Posted Nov 01, 2010 08:30 am CDT
Aug. 7, 2006, was a triumphal day for Michael S. Greco. Just hours be fore ending his term as ABA president, Greco watched the association’s House of Delegates vote unanimously to urge governments at the federal, state and territorial levels to assure that poor people have access to legal counsel at public expense as a matter of right in civil cases “where basic human needs are at stake, such as those involving shelter, sustenance, safety, health or child custody.”
The policy was developed by a task force that Greco, a longtime advocate for improving legal services to the poor, had appointed a year earlier at the start of his term. The policy, Greco said, expresses the principle “that every poor American, like every wealthy American, should have access to a lawyer to protect the fundamental needs of human existence.”
Others have compared the policy’s potential impact to the U.S. Supreme Court’s 1963 ruling in Gideon v. Wainwright that counsel must be provided for indigent defendants who are facing serious criminal charges in state court proceedings.
After that high point, however, efforts to put the policy into effect have sputtered. To date, no state legislature or court has acted to recognize a sweeping right to legal counsel in civil cases where essential needs are at stake.
And in the current recessionary climate, proposals that states commit funding to guarantee counsel in civil cases—even to protect the rights of poor people—are not an easy sell.
But those same recessionary pressures also appear to be widening the gap in the unmet civil legal needs of low-income people. On the basis of poverty rates reported by the U.S. Census Bureau, nearly 57 million Americans—the highest number ever—now qualify for legal assistance programs, estimates the Legal Services Corp., which supports local programs with funding approved by Congress. Other studies estimate that legal aid offices and pro bono efforts by private lawyers meet only about 20 percent of the civil legal needs of poor Americans.
Despite the challenging current environment—or perhaps because of it—some real movement has begun toward implementing the “civil Gideon” principle that low-income citizens are entitled to publicly funded legal counsel in civil cases where vital needs are at stake. At least 14 states have begun to look at how programs might be implemented.
And in August, the ABA House of Delegates adopted two measures that together provide a road map for creating programs that would make state-funded legal counsel available to qualifying low-income people.
Under the ABA Model Access Act (PDF) adopted by the House, legislation would create a state access board to administer a public fund to support legal services, and coordinate efforts with existing legal aid organizations and pro bono programs.
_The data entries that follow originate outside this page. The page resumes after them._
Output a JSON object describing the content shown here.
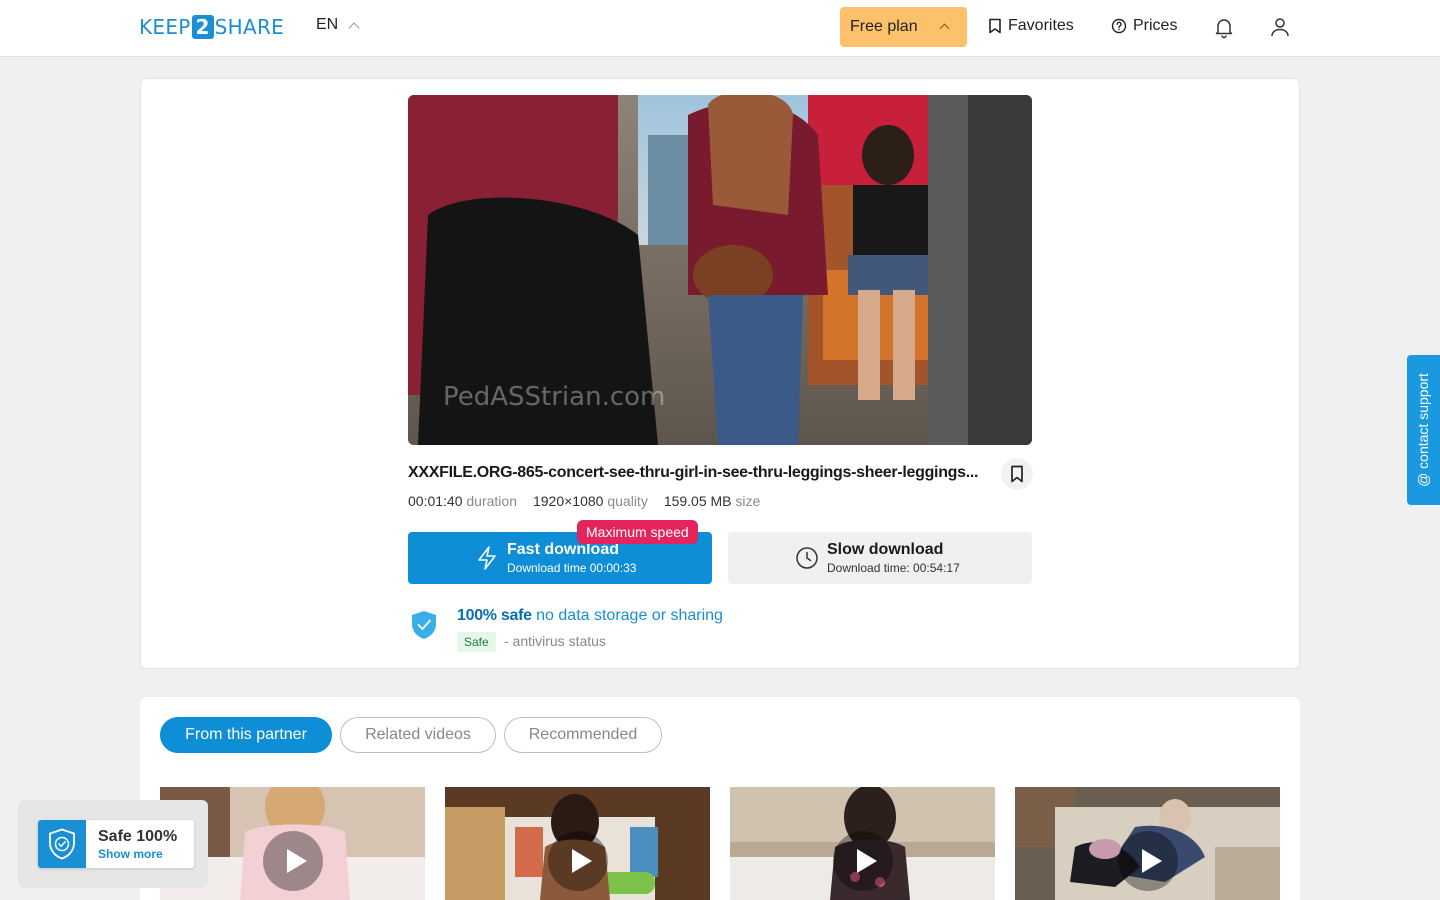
{
  "header": {
    "logo_left": "KEEP",
    "logo_mid": "2",
    "logo_right": "SHARE",
    "language": "EN",
    "free_plan": "Free plan",
    "favorites": "Favorites",
    "prices": "Prices",
    "icons": [
      "bookmark-icon",
      "help-circle-icon",
      "bell-icon",
      "user-icon"
    ]
  },
  "file": {
    "name": "XXXFILE.ORG-865-concert-see-thru-girl-in-see-thru-leggings-sheer-leggings...",
    "duration_value": "00:01:40",
    "duration_label": "duration",
    "quality_value": "1920×1080",
    "quality_label": "quality",
    "size_value": "159.05 MB",
    "size_label": "size"
  },
  "download": {
    "fast_label": "Fast download",
    "fast_time": "Download time 00:00:33",
    "max_speed_badge": "Maximum speed",
    "slow_label": "Slow download",
    "slow_time": "Download time: 00:54:17"
  },
  "safety": {
    "title_bold": "100% safe",
    "title_rest": "no data storage or sharing",
    "badge": "Safe",
    "status_text": "- antivirus status"
  },
  "support": {
    "label": "@ contact support"
  },
  "related": {
    "tabs": [
      {
        "label": "From this partner",
        "active": true
      },
      {
        "label": "Related videos",
        "active": false
      },
      {
        "label": "Recommended",
        "active": false
      }
    ]
  },
  "safe_popup": {
    "title": "Safe 100%",
    "link": "Show more"
  },
  "colors": {
    "accent": "#0d8ed6",
    "plan": "#fcc16a",
    "badge": "#e5245d",
    "safe_bg": "#e4f7ea"
  }
}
The act also defines the “basic human needs” and income levels that would qualify individuals for publicly funded legal services. Meanwhile, the ABA Basic Prinicples of a Right to Counsel in Civil Legal Proceedings (PDF) identify key elements that should be incorporated into programs in this area.
Both measures were drafted by the ABA Working Group on Civil Right to Counsel chaired by Greco, a partner at K&L Gates in Boston. The primary sponsors in the House were the Section of Litigation and the Standing Committee on Legal Aid and Indigent Defendants.
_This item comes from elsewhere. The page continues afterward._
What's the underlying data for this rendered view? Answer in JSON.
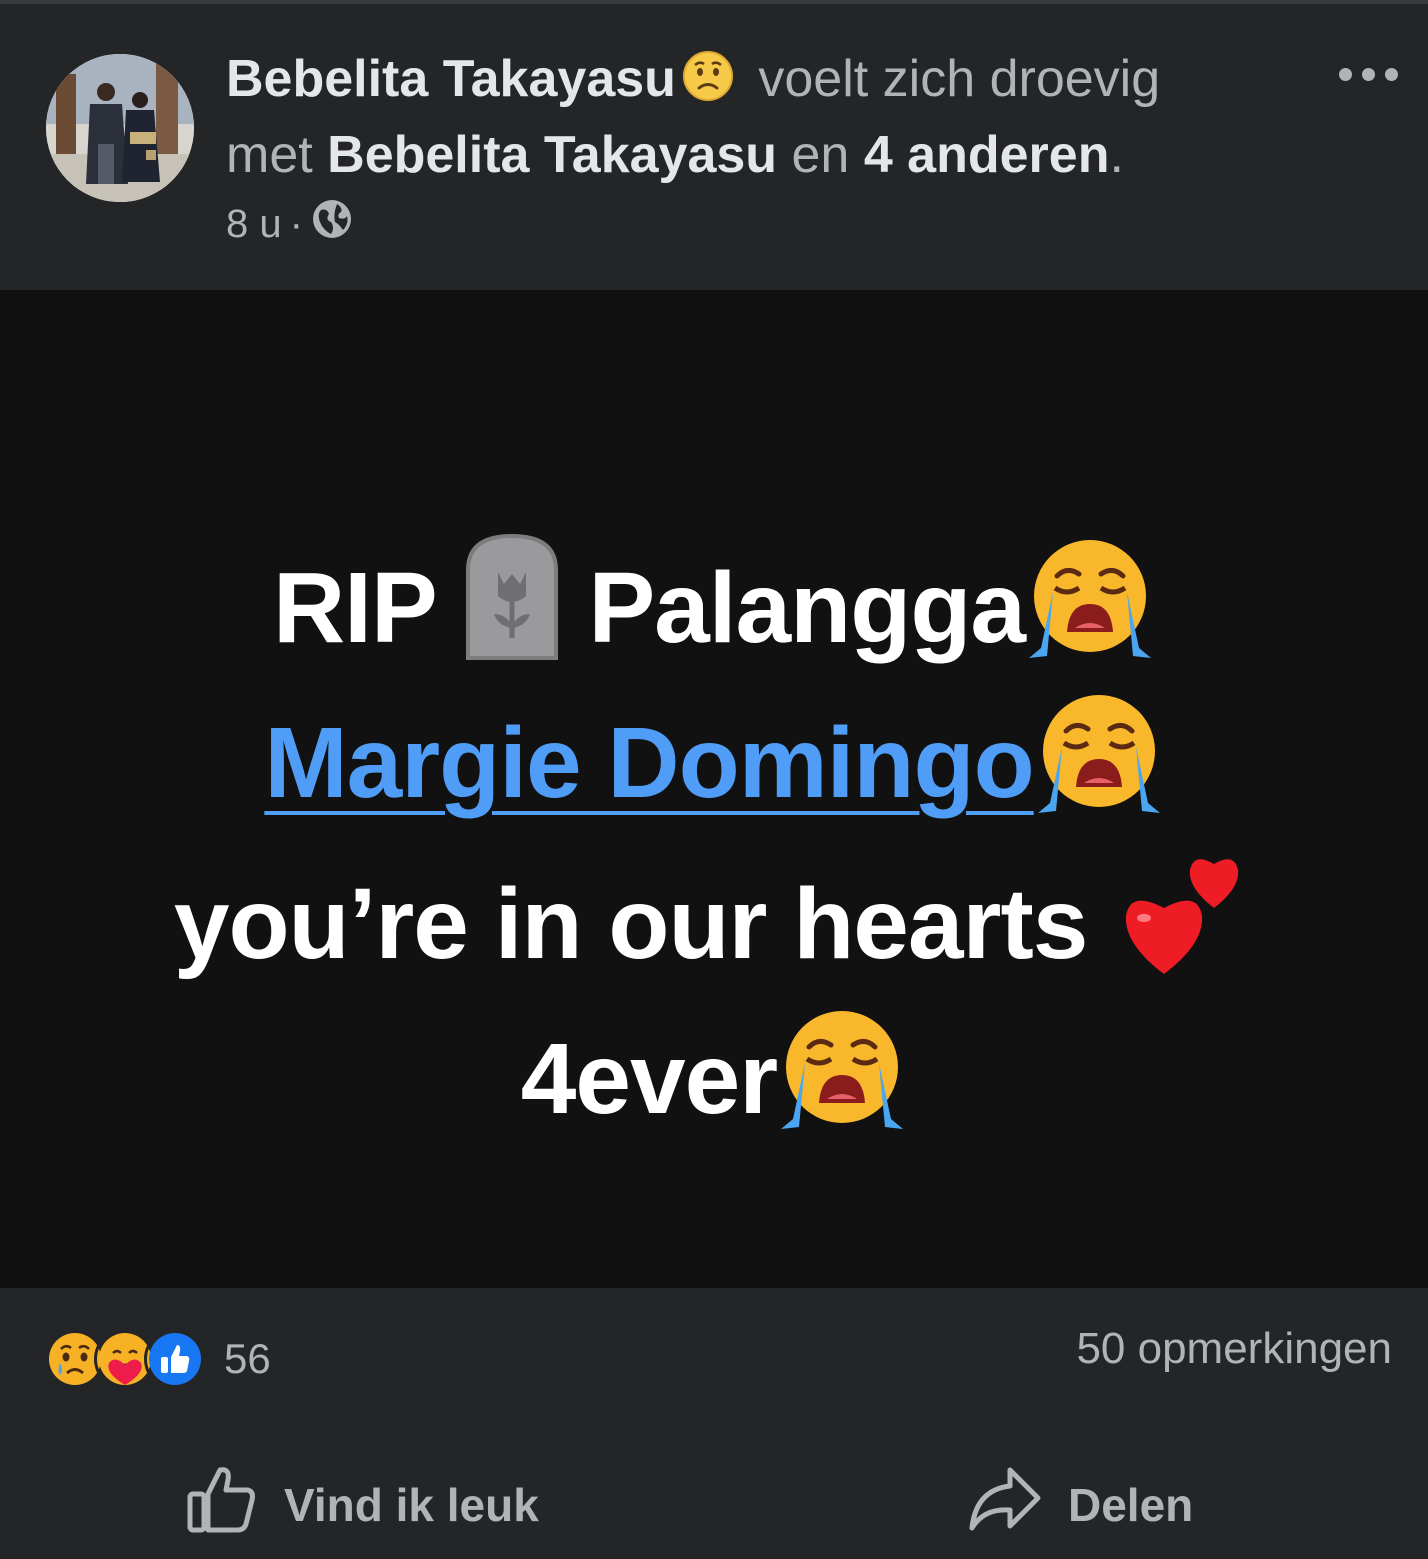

The ABA measures are an important contribution to the growing discussion about civil Gideon, says Debra Gardner, legal director at the Public Justice Center in Baltimore, who also serves as coordinator of the National Coalition for a Civil Right to Counsel. The model act, for example, “is utilitarian in an extremely helpful way,” she says. In 1963, she notes, “there was chaos at the state level on how to implement Gideon.”
Greco says there was no point in putting off action on the issue. “Some people during the past year were urging us to wait,” he says. “But why delay, and for how long?”